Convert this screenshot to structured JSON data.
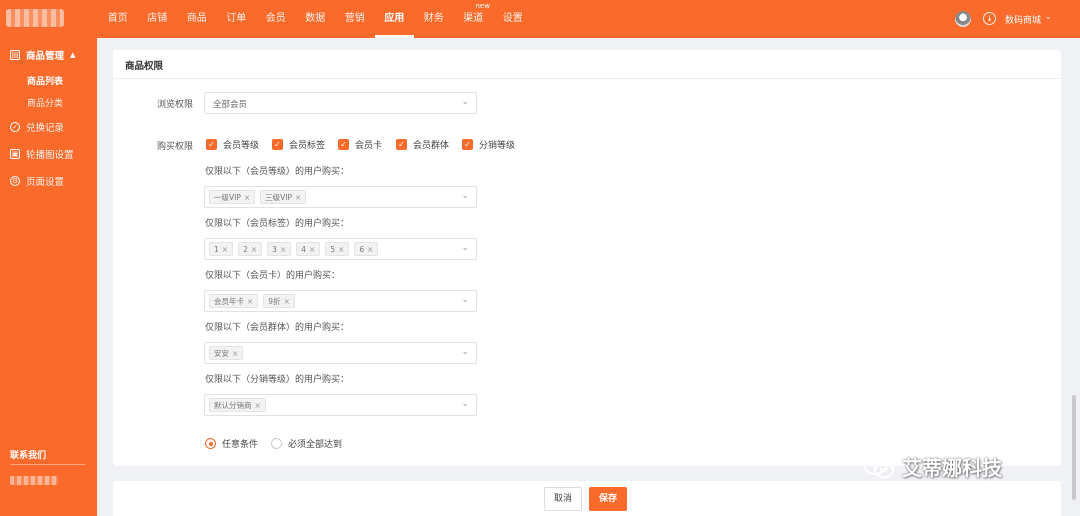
{
  "topnav": {
    "items": [
      "首页",
      "店铺",
      "商品",
      "订单",
      "会员",
      "数据",
      "营销",
      "应用",
      "财务",
      "渠道",
      "设置"
    ],
    "active_index": 7,
    "new_badge": "new",
    "shop_name": "数码商城"
  },
  "sidebar": {
    "group": "商品管理",
    "sub_items": [
      "商品列表",
      "商品分类"
    ],
    "active_sub": "商品列表",
    "items": [
      "兑换记录",
      "轮播图设置",
      "页面设置"
    ],
    "contact": "联系我们"
  },
  "card": {
    "title": "商品权限",
    "browse_label": "浏览权限",
    "browse_value": "全部会员",
    "buy_label": "购买权限",
    "checkboxes": [
      "会员等级",
      "会员标签",
      "会员卡",
      "会员群体",
      "分销等级"
    ],
    "groups": [
      {
        "hint": "仅限以下（会员等级）的用户购买：",
        "tags": [
          "一级VIP",
          "三级VIP"
        ]
      },
      {
        "hint": "仅限以下（会员标签）的用户购买：",
        "tags": [
          "1",
          "2",
          "3",
          "4",
          "5",
          "6"
        ]
      },
      {
        "hint": "仅限以下（会员卡）的用户购买：",
        "tags": [
          "会员年卡",
          "9折"
        ]
      },
      {
        "hint": "仅限以下（会员群体）的用户购买：",
        "tags": [
          "安安"
        ]
      },
      {
        "hint": "仅限以下（分销等级）的用户购买：",
        "tags": [
          "默认分销商"
        ]
      }
    ],
    "radio_any": "任意条件",
    "radio_all": "必须全部达到",
    "radio_selected": "任意条件"
  },
  "footer": {
    "cancel": "取消",
    "save": "保存"
  },
  "watermark": "艾蒂娜科技",
  "colors": {
    "brand": "#fa6a2a",
    "background": "#f0f1f5"
  }
}
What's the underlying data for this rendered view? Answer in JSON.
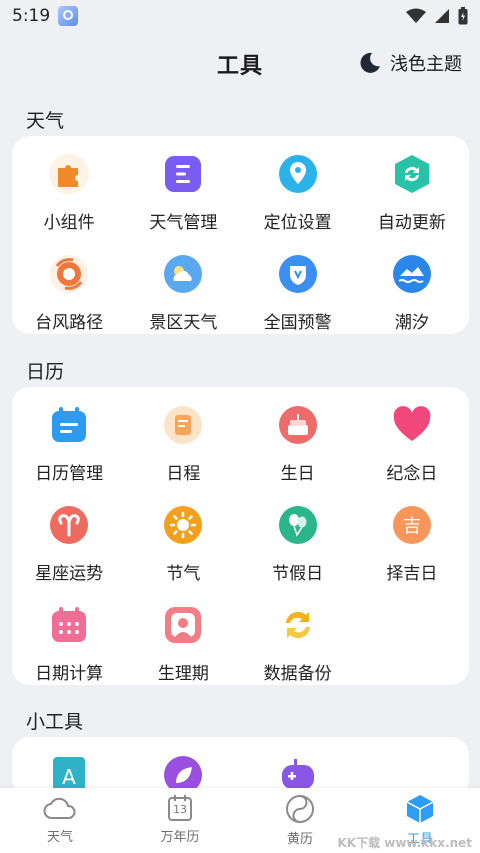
{
  "status": {
    "time": "5:19"
  },
  "header": {
    "title": "工具",
    "theme_toggle": "浅色主题"
  },
  "sections": {
    "weather": {
      "title": "天气",
      "items": [
        {
          "label": "小组件",
          "icon": "puzzle-icon",
          "color": "#f08a2b"
        },
        {
          "label": "天气管理",
          "icon": "list-icon",
          "color": "#7a5cf0"
        },
        {
          "label": "定位设置",
          "icon": "location-icon",
          "color": "#2ab3e8"
        },
        {
          "label": "自动更新",
          "icon": "refresh-icon",
          "color": "#27c2a8"
        },
        {
          "label": "台风路径",
          "icon": "typhoon-icon",
          "color": "#f0773a"
        },
        {
          "label": "景区天气",
          "icon": "scenic-weather-icon",
          "color": "#5aa9f0"
        },
        {
          "label": "全国预警",
          "icon": "warning-icon",
          "color": "#3a8ff0"
        },
        {
          "label": "潮汐",
          "icon": "tide-icon",
          "color": "#2a87e8"
        }
      ]
    },
    "calendar": {
      "title": "日历",
      "items": [
        {
          "label": "日历管理",
          "icon": "calendar-manage-icon",
          "color": "#2d9cf0"
        },
        {
          "label": "日程",
          "icon": "schedule-icon",
          "color": "#f6a65a"
        },
        {
          "label": "生日",
          "icon": "cake-icon",
          "color": "#ee6b6b"
        },
        {
          "label": "纪念日",
          "icon": "heart-icon",
          "color": "#f2477a"
        },
        {
          "label": "星座运势",
          "icon": "aries-icon",
          "color": "#ef6b5f"
        },
        {
          "label": "节气",
          "icon": "sun-icon",
          "color": "#f4a01f"
        },
        {
          "label": "节假日",
          "icon": "balloon-icon",
          "color": "#2bb58a"
        },
        {
          "label": "择吉日",
          "icon": "lucky-day-icon",
          "color": "#f6965a"
        },
        {
          "label": "日期计算",
          "icon": "date-calc-icon",
          "color": "#f26d96"
        },
        {
          "label": "生理期",
          "icon": "period-icon",
          "color": "#f27d84"
        },
        {
          "label": "数据备份",
          "icon": "backup-icon",
          "color": "#f2b21e"
        }
      ]
    },
    "small_tools": {
      "title": "小工具",
      "items": [
        {
          "label": "",
          "icon": "text-recognize-icon",
          "color": "#2fb2c8"
        },
        {
          "label": "",
          "icon": "leaf-icon",
          "color": "#9a4fe0"
        },
        {
          "label": "",
          "icon": "game-icon",
          "color": "#8a56e6"
        }
      ]
    }
  },
  "tabbar": [
    {
      "label": "天气",
      "icon": "cloud-icon",
      "active": false
    },
    {
      "label": "万年历",
      "icon": "calendar-13-icon",
      "active": false,
      "calendar_day": "13"
    },
    {
      "label": "黄历",
      "icon": "yinyang-icon",
      "active": false
    },
    {
      "label": "工具",
      "icon": "tools-box-icon",
      "active": true
    }
  ],
  "watermark": "KK下载 www.kkx.net"
}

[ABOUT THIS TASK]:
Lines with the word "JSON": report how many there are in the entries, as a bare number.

[OUTPUT BELOW]:
2